■ Task ■
The whole listing below should be printed again exactly, with no images.

■ Input records ■
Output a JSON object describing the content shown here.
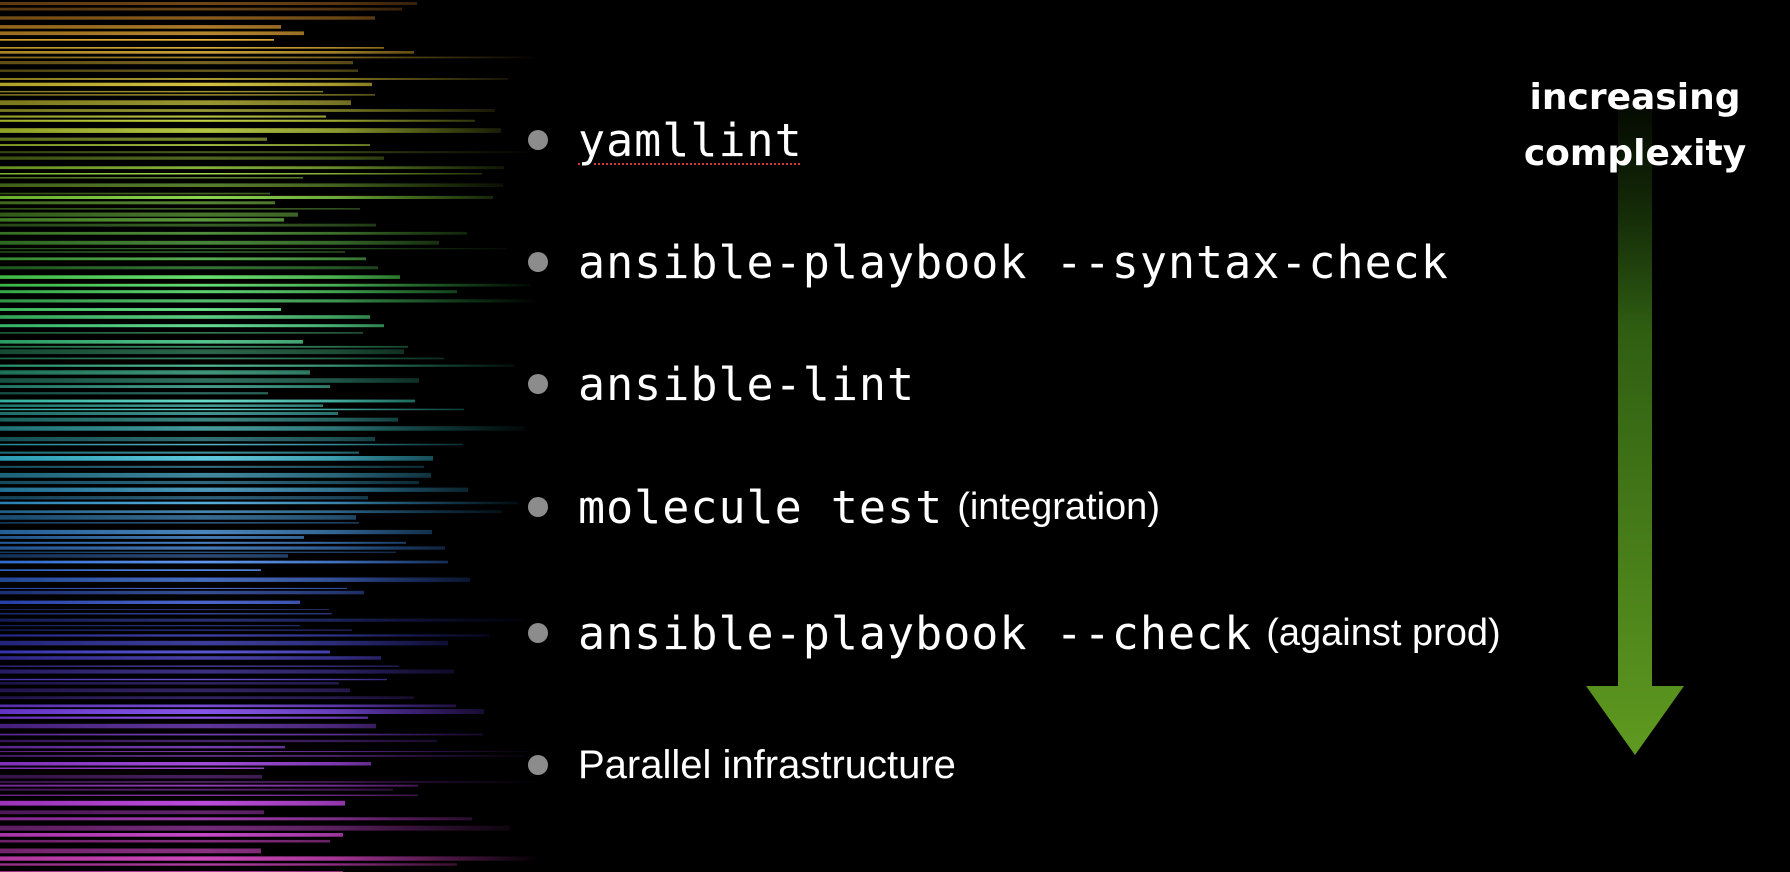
{
  "slide": {
    "background": "#000000",
    "items": [
      {
        "code": "yamllint",
        "note": ""
      },
      {
        "code": "ansible-playbook --syntax-check",
        "note": ""
      },
      {
        "code": "ansible-lint",
        "note": ""
      },
      {
        "code": "molecule test",
        "note": "(integration)"
      },
      {
        "code": "ansible-playbook --check",
        "note": "(against prod)"
      },
      {
        "text": "Parallel infrastructure"
      }
    ],
    "complexity_label": {
      "line1": "increasing",
      "line2": "complexity"
    },
    "arrow": {
      "icon": "down-arrow-icon",
      "color": "#5a8f1e"
    },
    "decoration": {
      "icon": "rainbow-spectrum-streaks",
      "colors": [
        "#ff9a2e",
        "#f5e13a",
        "#9be22d",
        "#3fe24a",
        "#2ce0a0",
        "#27d3f0",
        "#2b8cf5",
        "#2f3ef2",
        "#7a3cf0",
        "#c040f0",
        "#ff4fd8"
      ]
    }
  }
}
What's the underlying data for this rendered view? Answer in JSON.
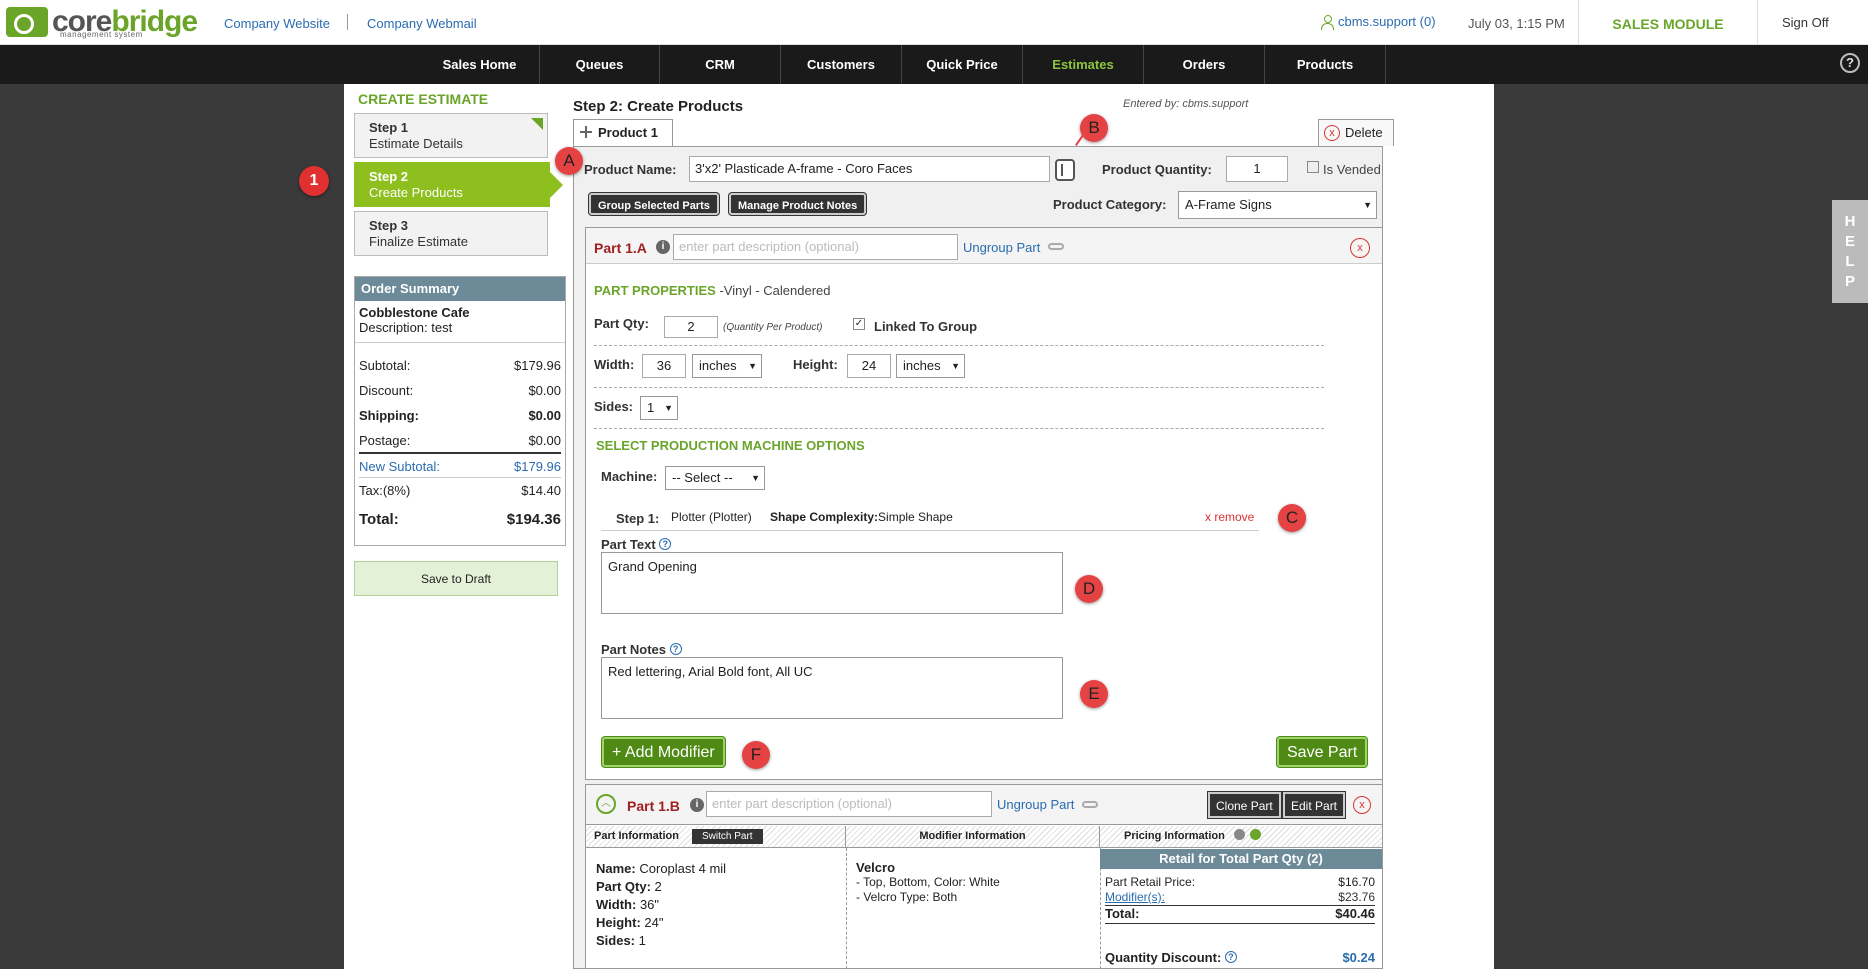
{
  "brand": {
    "name_a": "core",
    "name_b": "bridge",
    "tagline": "management system"
  },
  "header": {
    "links": [
      "Company Website",
      "Company Webmail"
    ],
    "user": "cbms.support (0)",
    "datetime": "July 03, 1:15 PM",
    "module": "SALES MODULE",
    "signoff": "Sign Off"
  },
  "nav": [
    "Sales Home",
    "Queues",
    "CRM",
    "Customers",
    "Quick Price",
    "Estimates",
    "Orders",
    "Products"
  ],
  "sidebar": {
    "title": "CREATE ESTIMATE",
    "steps": [
      {
        "title": "Step 1",
        "sub": "Estimate Details"
      },
      {
        "title": "Step 2",
        "sub": "Create Products"
      },
      {
        "title": "Step 3",
        "sub": "Finalize Estimate"
      }
    ],
    "badge": "1"
  },
  "summary": {
    "title": "Order Summary",
    "customer": "Cobblestone Cafe",
    "description": "Description:  test",
    "rows": [
      {
        "label": "Subtotal:",
        "value": "$179.96"
      },
      {
        "label": "Discount:",
        "value": "$0.00"
      },
      {
        "label": "Shipping:",
        "value": "$0.00"
      },
      {
        "label": "Postage:",
        "value": "$0.00"
      },
      {
        "label": "New Subtotal:",
        "value": "$179.96"
      },
      {
        "label": "Tax:(8%)",
        "value": "$14.40"
      },
      {
        "label": "Total:",
        "value": "$194.36"
      }
    ],
    "save_draft": "Save to Draft"
  },
  "main": {
    "title": "Step 2: Create Products",
    "entered_by": "Entered by: cbms.support",
    "tab": "Product 1",
    "delete": "Delete",
    "product_name_label": "Product Name:",
    "product_name": "3'x2' Plasticade A-frame - Coro Faces",
    "qty_label": "Product Quantity:",
    "qty": "1",
    "is_vended": "Is Vended",
    "group_btn": "Group Selected Parts",
    "notes_btn": "Manage Product Notes",
    "category_label": "Product Category:",
    "category": "A-Frame Signs"
  },
  "part_a": {
    "label": "Part 1.A",
    "desc_placeholder": "enter part description (optional)",
    "ungroup": "Ungroup Part",
    "props_title": "PART PROPERTIES",
    "props_sub": "-Vinyl - Calendered",
    "qty_label": "Part Qty:",
    "qty": "2",
    "qty_note": "(Quantity Per Product)",
    "linked": "Linked To Group",
    "width_label": "Width:",
    "width": "36",
    "height_label": "Height:",
    "height": "24",
    "unit": "inches",
    "sides_label": "Sides:",
    "sides": "1",
    "machine_title": "SELECT PRODUCTION MACHINE OPTIONS",
    "machine_label": "Machine:",
    "machine": "-- Select --",
    "step1_label": "Step 1:",
    "step1_value": "Plotter (Plotter)",
    "shape_label": "Shape Complexity:",
    "shape_value": "Simple Shape",
    "remove": "x remove",
    "text_label": "Part Text",
    "text_value": "Grand Opening",
    "notes_label": "Part Notes",
    "notes_value": "Red lettering, Arial Bold font, All UC",
    "add_modifier": "+ Add Modifier",
    "save_part": "Save Part"
  },
  "part_b": {
    "label": "Part 1.B",
    "desc_placeholder": "enter part description (optional)",
    "ungroup": "Ungroup Part",
    "clone": "Clone Part",
    "edit": "Edit Part",
    "col_info": "Part Information",
    "switch": "Switch Part",
    "col_mod": "Modifier Information",
    "col_price": "Pricing Information",
    "info": [
      {
        "k": "Name:",
        "v": "Coroplast 4 mil"
      },
      {
        "k": "Part Qty:",
        "v": "2"
      },
      {
        "k": "Width:",
        "v": "36\""
      },
      {
        "k": "Height:",
        "v": "24\""
      },
      {
        "k": "Sides:",
        "v": "1"
      }
    ],
    "mod_name": "Velcro",
    "mod_lines": [
      "- Top, Bottom, Color: White",
      "- Velcro Type: Both"
    ],
    "retail_head": "Retail for Total Part Qty (2)",
    "retail_rows": [
      {
        "k": "Part Retail Price:",
        "v": "$16.70"
      },
      {
        "k": "Modifier(s):",
        "v": "$23.76"
      },
      {
        "k": "Total:",
        "v": "$40.46"
      }
    ],
    "qty_discount": "Quantity Discount:",
    "qty_discount_value": "$0.24"
  },
  "callouts": [
    "A",
    "B",
    "C",
    "D",
    "E",
    "F"
  ],
  "help_side": [
    "H",
    "E",
    "L",
    "P"
  ],
  "help_q": "?"
}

■ Answer to this problem ■
Output a JSON object describing the content shown here.
{
  "slide": {
    "background": "#000000",
    "items": [
      {
        "code": "yamllint",
        "note": ""
      },
      {
        "code": "ansible-playbook --syntax-check",
        "note": ""
      },
      {
        "code": "ansible-lint",
        "note": ""
      },
      {
        "code": "molecule test",
        "note": "(integration)"
      },
      {
        "code": "ansible-playbook --check",
        "note": "(against prod)"
      },
      {
        "text": "Parallel infrastructure"
      }
    ],
    "complexity_label": {
      "line1": "increasing",
      "line2": "complexity"
    },
    "arrow": {
      "icon": "down-arrow-icon",
      "color": "#5a8f1e"
    },
    "decoration": {
      "icon": "rainbow-spectrum-streaks",
      "colors": [
        "#ff9a2e",
        "#f5e13a",
        "#9be22d",
        "#3fe24a",
        "#2ce0a0",
        "#27d3f0",
        "#2b8cf5",
        "#2f3ef2",
        "#7a3cf0",
        "#c040f0",
        "#ff4fd8"
      ]
    }
  }
}
What's the underlying data for this rendered view? Answer in JSON.
{
  "brand": {
    "name_a": "core",
    "name_b": "bridge",
    "tagline": "management system"
  },
  "header": {
    "links": [
      "Company Website",
      "Company Webmail"
    ],
    "user": "cbms.support (0)",
    "datetime": "July 03, 1:15 PM",
    "module": "SALES MODULE",
    "signoff": "Sign Off"
  },
  "nav": [
    "Sales Home",
    "Queues",
    "CRM",
    "Customers",
    "Quick Price",
    "Estimates",
    "Orders",
    "Products"
  ],
  "sidebar": {
    "title": "CREATE ESTIMATE",
    "steps": [
      {
        "title": "Step 1",
        "sub": "Estimate Details"
      },
      {
        "title": "Step 2",
        "sub": "Create Products"
      },
      {
        "title": "Step 3",
        "sub": "Finalize Estimate"
      }
    ],
    "badge": "1"
  },
  "summary": {
    "title": "Order Summary",
    "customer": "Cobblestone Cafe",
    "description": "Description:  test",
    "rows": [
      {
        "label": "Subtotal:",
        "value": "$179.96"
      },
      {
        "label": "Discount:",
        "value": "$0.00"
      },
      {
        "label": "Shipping:",
        "value": "$0.00"
      },
      {
        "label": "Postage:",
        "value": "$0.00"
      },
      {
        "label": "New Subtotal:",
        "value": "$179.96"
      },
      {
        "label": "Tax:(8%)",
        "value": "$14.40"
      },
      {
        "label": "Total:",
        "value": "$194.36"
      }
    ],
    "save_draft": "Save to Draft"
  },
  "main": {
    "title": "Step 2: Create Products",
    "entered_by": "Entered by: cbms.support",
    "tab": "Product 1",
    "delete": "Delete",
    "product_name_label": "Product Name:",
    "product_name": "3'x2' Plasticade A-frame - Coro Faces",
    "qty_label": "Product Quantity:",
    "qty": "1",
    "is_vended": "Is Vended",
    "group_btn": "Group Selected Parts",
    "notes_btn": "Manage Product Notes",
    "category_label": "Product Category:",
    "category": "A-Frame Signs"
  },
  "part_a": {
    "label": "Part 1.A",
    "desc_placeholder": "enter part description (optional)",
    "ungroup": "Ungroup Part",
    "props_title": "PART PROPERTIES",
    "props_sub": "-Vinyl - Calendered",
    "qty_label": "Part Qty:",
    "qty": "2",
    "qty_note": "(Quantity Per Product)",
    "linked": "Linked To Group",
    "width_label": "Width:",
    "width": "36",
    "height_label": "Height:",
    "height": "24",
    "unit": "inches",
    "sides_label": "Sides:",
    "sides": "1",
    "machine_title": "SELECT PRODUCTION MACHINE OPTIONS",
    "machine_label": "Machine:",
    "machine": "-- Select --",
    "step1_label": "Step 1:",
    "step1_value": "Plotter (Plotter)",
    "shape_label": "Shape Complexity:",
    "shape_value": "Simple Shape",
    "remove": "x remove",
    "text_label": "Part Text",
    "text_value": "Grand Opening",
    "notes_label": "Part Notes",
    "notes_value": "Red lettering, Arial Bold font, All UC",
    "add_modifier": "+ Add Modifier",
    "save_part": "Save Part"
  },
  "part_b": {
    "label": "Part 1.B",
    "desc_placeholder": "enter part description (optional)",
    "ungroup": "Ungroup Part",
    "clone": "Clone Part",
    "edit": "Edit Part",
    "col_info": "Part Information",
    "switch": "Switch Part",
    "col_mod": "Modifier Information",
    "col_price": "Pricing Information",
    "info": [
      {
        "k": "Name:",
        "v": "Coroplast 4 mil"
      },
      {
        "k": "Part Qty:",
        "v": "2"
      },
      {
        "k": "Width:",
        "v": "36\""
      },
      {
        "k": "Height:",
        "v": "24\""
      },
      {
        "k": "Sides:",
        "v": "1"
      }
    ],
    "mod_name": "Velcro",
    "mod_lines": [
      "- Top, Bottom, Color: White",
      "- Velcro Type: Both"
    ],
    "retail_head": "Retail for Total Part Qty (2)",
    "retail_rows": [
      {
        "k": "Part Retail Price:",
        "v": "$16.70"
      },
      {
        "k": "Modifier(s):",
        "v": "$23.76"
      },
      {
        "k": "Total:",
        "v": "$40.46"
      }
    ],
    "qty_discount": "Quantity Discount:",
    "qty_discount_value": "$0.24"
  },
  "callouts": [
    "A",
    "B",
    "C",
    "D",
    "E",
    "F"
  ],
  "help_side": [
    "H",
    "E",
    "L",
    "P"
  ],
  "help_q": "?"
}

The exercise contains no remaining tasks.